Public Scoping Report addresses snowmobiling, snowcoaches, snowplanes
by National Park Service
December 18, 2005
The National Park Service (NPS) announced that a Public Scoping Report is available for the long-term Winter Use Plan and Environmental Impact Statement (EIS) for Grand Teton and Yellowstone National Parks and the John D. Rockefeller, Jr., Memorial Parkway.
Scoping occurred between June 24, 2005, and September 1, 2005. More than 33,000 comment letters were received. Scoping is an opportunity early in a planning and EIS process for the public, organizations, and other agencies to suggest issues and alternatives that should be considered by the NPS in preparing the plan and EIS.
This long-term plan is expected to guide the management of winter use in the three parks and ensure that park visitors have a range of appropriate winter recreational opportunities, and that these recreational activities are in a suitable setting and do not impair or irreparably harm park resources or values.
The EIS will consider a variety of different alternatives for managing winter use in the parks, including alternatives with various limits on the number of snowmobiles that may enter the parks, guiding requirements (including allowing some unguided or non-commercially snowmobile guided use), and allowing only mass-transit snowcoaches.
In addition, the EIS will include alternatives with varying road segments left ungroomed for experimental purposes to address bison use of groomed roads. The EIS will evaluate the environmental effects of winter use on air quality and visibility, wildlife, natural soundscapes, employee and visitor health and safety, visitor experience, and socioeconomics.
A draft EIS is expected to released in the summer of 2006 for public review. The NPS intends to complete the EIS process and issue new regulations (if necessary) prior to the start of the 2007-2008 winter season.
Currently, winter use in the parks is operating under a temporary winter use plan. The temporary plan is intended to be in effect for three winter seasons (through the winter of 2006-2007), while the NPS prepares this long-term winter plan. The temporary winter use plan allows for a maximum of 720 snowmobiles in Yellowstone each day. All recreational snowmobiles in Yellowstone must be led by commercial guides.
In Grand Teton, 50 snowmobiles are allowed per day on both the Continental Divide Snowmobile Trail and the Grassy Lake Road, and 40 snowmobiles are allowed per day on Jackson Lake in order to provide access for ice fishing.
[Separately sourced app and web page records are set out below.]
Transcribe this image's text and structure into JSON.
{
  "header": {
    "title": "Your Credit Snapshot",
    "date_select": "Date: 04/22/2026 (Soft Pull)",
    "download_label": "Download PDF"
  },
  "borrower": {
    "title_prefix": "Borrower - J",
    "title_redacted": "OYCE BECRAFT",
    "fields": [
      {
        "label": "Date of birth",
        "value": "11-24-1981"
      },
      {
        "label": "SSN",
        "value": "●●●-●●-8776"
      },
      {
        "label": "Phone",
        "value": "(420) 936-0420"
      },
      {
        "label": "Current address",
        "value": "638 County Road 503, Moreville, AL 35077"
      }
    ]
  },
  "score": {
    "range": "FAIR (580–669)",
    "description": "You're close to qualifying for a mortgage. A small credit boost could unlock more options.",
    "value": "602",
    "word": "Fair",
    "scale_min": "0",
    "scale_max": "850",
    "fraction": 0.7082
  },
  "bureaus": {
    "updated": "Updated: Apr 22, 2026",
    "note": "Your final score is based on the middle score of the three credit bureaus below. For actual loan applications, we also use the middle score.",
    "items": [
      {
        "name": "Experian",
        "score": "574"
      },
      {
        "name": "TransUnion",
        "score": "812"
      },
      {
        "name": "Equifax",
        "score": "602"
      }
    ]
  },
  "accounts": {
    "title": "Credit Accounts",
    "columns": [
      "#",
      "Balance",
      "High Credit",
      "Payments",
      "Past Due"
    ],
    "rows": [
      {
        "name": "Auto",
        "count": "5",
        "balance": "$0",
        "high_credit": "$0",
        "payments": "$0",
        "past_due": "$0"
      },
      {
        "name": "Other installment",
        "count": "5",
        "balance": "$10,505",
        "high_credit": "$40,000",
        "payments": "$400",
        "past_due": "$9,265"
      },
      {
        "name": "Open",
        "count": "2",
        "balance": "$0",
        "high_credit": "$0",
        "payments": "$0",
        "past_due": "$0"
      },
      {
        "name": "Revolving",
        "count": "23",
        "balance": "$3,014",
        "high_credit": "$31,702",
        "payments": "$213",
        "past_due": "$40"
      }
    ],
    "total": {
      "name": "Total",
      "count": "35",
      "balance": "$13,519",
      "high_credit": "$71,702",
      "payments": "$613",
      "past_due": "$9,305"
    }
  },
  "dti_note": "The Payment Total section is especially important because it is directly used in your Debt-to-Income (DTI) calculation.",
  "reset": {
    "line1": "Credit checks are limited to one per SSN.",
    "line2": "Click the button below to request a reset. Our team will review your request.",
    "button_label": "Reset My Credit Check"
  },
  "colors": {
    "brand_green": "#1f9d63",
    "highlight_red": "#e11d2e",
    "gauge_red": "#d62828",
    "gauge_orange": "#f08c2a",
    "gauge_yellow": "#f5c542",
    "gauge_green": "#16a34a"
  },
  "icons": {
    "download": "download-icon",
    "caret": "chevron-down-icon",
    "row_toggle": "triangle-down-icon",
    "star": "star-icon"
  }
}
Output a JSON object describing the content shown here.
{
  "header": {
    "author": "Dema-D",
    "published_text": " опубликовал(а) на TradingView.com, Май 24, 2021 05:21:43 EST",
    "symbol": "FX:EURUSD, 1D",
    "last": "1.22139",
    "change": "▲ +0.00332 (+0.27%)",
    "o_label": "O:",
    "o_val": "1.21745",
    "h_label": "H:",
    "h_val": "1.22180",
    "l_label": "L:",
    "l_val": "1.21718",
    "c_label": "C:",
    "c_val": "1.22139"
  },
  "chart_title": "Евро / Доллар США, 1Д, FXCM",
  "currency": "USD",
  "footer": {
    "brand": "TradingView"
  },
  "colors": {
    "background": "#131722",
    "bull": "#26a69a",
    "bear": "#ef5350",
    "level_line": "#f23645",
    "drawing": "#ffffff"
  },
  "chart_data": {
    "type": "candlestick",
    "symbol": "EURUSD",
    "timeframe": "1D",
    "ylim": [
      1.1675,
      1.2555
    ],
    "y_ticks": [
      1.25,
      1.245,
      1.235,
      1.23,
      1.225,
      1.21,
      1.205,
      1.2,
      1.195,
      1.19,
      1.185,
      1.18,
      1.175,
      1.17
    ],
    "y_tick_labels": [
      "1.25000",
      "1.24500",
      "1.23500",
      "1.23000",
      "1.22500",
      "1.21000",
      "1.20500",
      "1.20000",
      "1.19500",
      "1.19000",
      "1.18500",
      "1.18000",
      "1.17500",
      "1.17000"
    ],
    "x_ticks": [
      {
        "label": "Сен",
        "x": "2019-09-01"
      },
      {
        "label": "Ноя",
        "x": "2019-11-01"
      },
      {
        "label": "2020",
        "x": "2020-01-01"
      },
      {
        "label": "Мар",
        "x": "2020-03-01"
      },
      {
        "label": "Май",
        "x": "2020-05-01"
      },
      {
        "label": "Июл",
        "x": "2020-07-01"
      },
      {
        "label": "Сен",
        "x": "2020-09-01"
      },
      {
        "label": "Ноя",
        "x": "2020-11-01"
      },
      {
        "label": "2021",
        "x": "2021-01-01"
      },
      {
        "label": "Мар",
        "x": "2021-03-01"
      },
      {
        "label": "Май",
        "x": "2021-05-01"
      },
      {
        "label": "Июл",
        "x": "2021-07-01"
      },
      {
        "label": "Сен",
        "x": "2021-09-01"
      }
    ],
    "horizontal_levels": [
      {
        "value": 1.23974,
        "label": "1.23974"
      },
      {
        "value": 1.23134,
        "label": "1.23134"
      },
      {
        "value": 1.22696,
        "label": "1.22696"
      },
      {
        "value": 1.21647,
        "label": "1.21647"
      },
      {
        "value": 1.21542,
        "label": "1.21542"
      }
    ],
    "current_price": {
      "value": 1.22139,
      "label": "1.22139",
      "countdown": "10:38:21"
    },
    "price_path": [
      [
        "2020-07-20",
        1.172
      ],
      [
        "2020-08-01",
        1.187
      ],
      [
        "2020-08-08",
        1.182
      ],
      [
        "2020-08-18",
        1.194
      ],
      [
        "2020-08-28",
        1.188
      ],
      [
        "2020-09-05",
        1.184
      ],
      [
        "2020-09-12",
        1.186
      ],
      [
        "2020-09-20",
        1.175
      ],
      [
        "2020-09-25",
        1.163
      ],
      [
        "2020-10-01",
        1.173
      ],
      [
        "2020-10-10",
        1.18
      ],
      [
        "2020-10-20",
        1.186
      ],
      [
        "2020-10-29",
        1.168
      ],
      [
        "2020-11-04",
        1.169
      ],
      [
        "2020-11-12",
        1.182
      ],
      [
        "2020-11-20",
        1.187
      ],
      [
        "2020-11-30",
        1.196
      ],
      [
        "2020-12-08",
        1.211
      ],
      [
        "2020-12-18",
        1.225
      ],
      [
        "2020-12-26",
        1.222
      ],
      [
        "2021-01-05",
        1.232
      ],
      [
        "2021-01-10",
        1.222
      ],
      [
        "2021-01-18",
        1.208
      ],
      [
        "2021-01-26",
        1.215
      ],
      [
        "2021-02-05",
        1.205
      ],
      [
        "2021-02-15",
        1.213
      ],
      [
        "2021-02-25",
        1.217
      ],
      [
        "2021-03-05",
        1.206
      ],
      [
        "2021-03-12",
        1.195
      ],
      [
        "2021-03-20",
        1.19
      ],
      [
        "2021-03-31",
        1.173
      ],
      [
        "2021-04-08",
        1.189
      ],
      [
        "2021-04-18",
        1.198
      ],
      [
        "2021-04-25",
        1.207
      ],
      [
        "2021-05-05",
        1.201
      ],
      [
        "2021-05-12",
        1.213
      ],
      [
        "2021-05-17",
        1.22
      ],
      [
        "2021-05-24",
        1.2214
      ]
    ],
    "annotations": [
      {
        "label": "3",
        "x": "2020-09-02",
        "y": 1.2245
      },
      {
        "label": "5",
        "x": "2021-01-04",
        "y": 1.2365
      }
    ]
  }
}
With few exceptions, all snowmobiles are required to be "Best Available Technology," which are the cleanest and quietest commercial available snowmobiles. Snowcoaches are also permitted in Yellowstone and the Rockefeller Parkway and are required to have functioning emissions control equipment. Snowplanes are not allowed on Jackson Lake or elsewhere in the three parks.
The report is posted on the web at: Scoping Report Look under "Documents and Plans Currently Guiding Winter Use Management", Scoping Report - December 2005.
More information about winter use planning and visiting the parks in the winter, can be found at http://www.nps.gov/yell/planvisit/todo/winter/index.htm.